There are a few different types of people who will say they like your writing.
There are the people who are just being nice, or who might want something in return. Then there’s your family — I think they are contractually obligated to say they like it, though.
Then down the ladder are the people who actually like it.
That was my Aunt Evon.
She was family too, of course. But she was blunt and she was not one to coddle. You could have a different opinion than her, but she’d tell you you were wrong.
One time I made a joke about the Supreme Court nomination process — I can’t remember what it was, but I’m sure it was hilarious. What I do remember was later that night I had links in my inbox to articles on how if I looked back to the 1800s, this was simply following historical precedent.

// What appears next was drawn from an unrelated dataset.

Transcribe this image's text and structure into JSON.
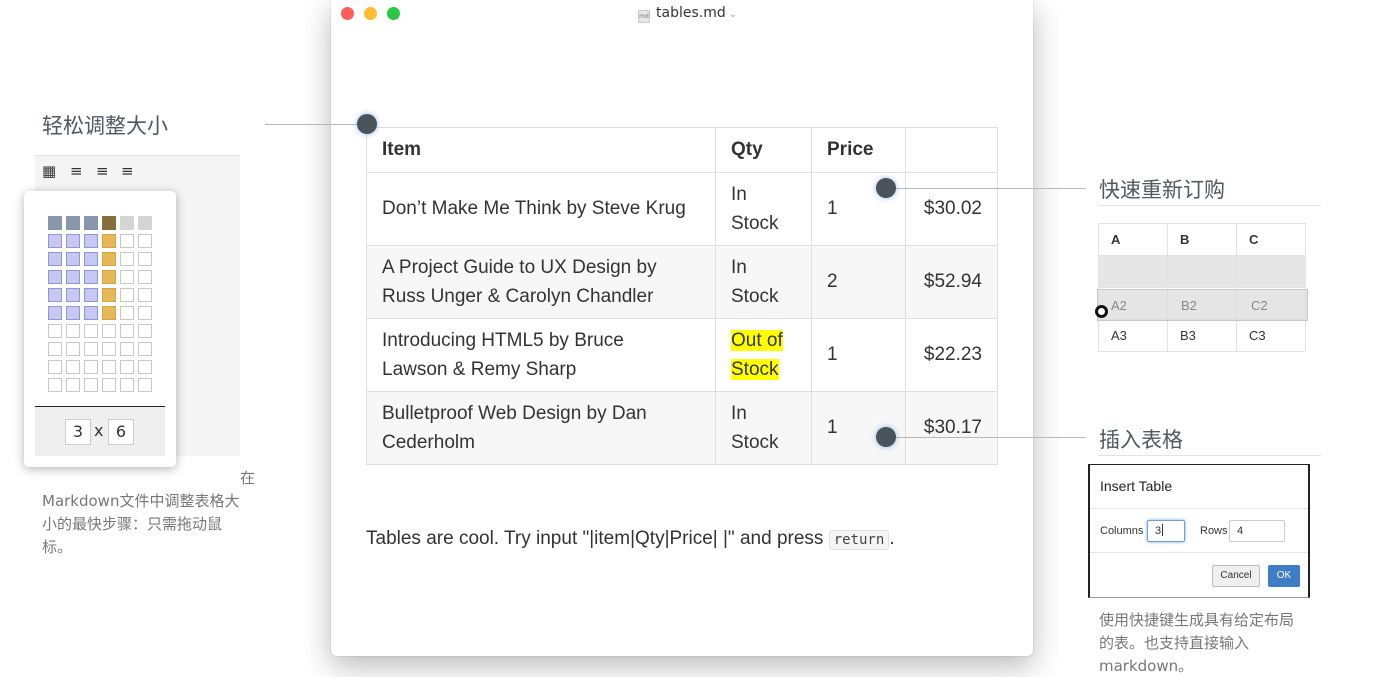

History 1, hilarity 0.
She had encyclopedic knowledge ... coming from paging through more than a few encyclopedias in her lifetime. She never married or had kids. Her acquaintances were family, like-minded history buffs online and books.
When I was younger she lived out West, so my interactions with her were sparse. Once, I was on the phone with her when I was in grade school and she asked me about a social studies class. I said it was going fine, but I didn’t think the teacher was that good so I wasn’t really learning much. I was met with a gasp and a stern lesson that I could read books on any subject outside of school too. Next time I saw her I was handed a book with a message that everyone should read at least one book about a military family. I’m sure she had more than 100.
As a kid you like aunts and uncles who chase you around the yard and give you toys and treats. That wasn’t really her. But after she retired and I was about to start college, she moved back to Minnesota; I was able to appreciate her more and we became closer.
For a journalism class I was taking in college, I started a blog just to practice writing, not for anyone in the general public to ever read. But when she found out about it, she insisted on getting the link and would send me reviews — especially to let me know when I got predictions wrong.
She wasn’t particularly into sports except for baseball. She knew the history of the Twins from the time they arrived in Minnesota and loved that I listened to them on the radio as a kid as she had done. Later on, when I started at a newspaper she gave me various articles she had saved over the years, along with some more books she had collected on baseball figures such as Jackie Robinson, Branch Rickey, Sandy Koufax, to name a few.
The last memory I have with her is from a recent story time with my first grader. While virtual learning has shown me most kids choose rocks, stuffed animals or the nearest thing they can reach for such occasions, earlier in May my son ran to the shelf and took out an almanac on North American wildlife my aunt had given him and promptly read a page worth of notes on the short-tailed shrew. I don’t think I’ll remember the facts on the animal, but I’ll remember sharing the moment, knowing that there will be another generation of readers and lovers of nature and knowledge in the family, and the importance of knowing there are people close to us who like the same things we do.
This weekend we had to say goodbye. It’s never easy when a book ends.
Thanks for reading, Evon. I’m glad you liked it.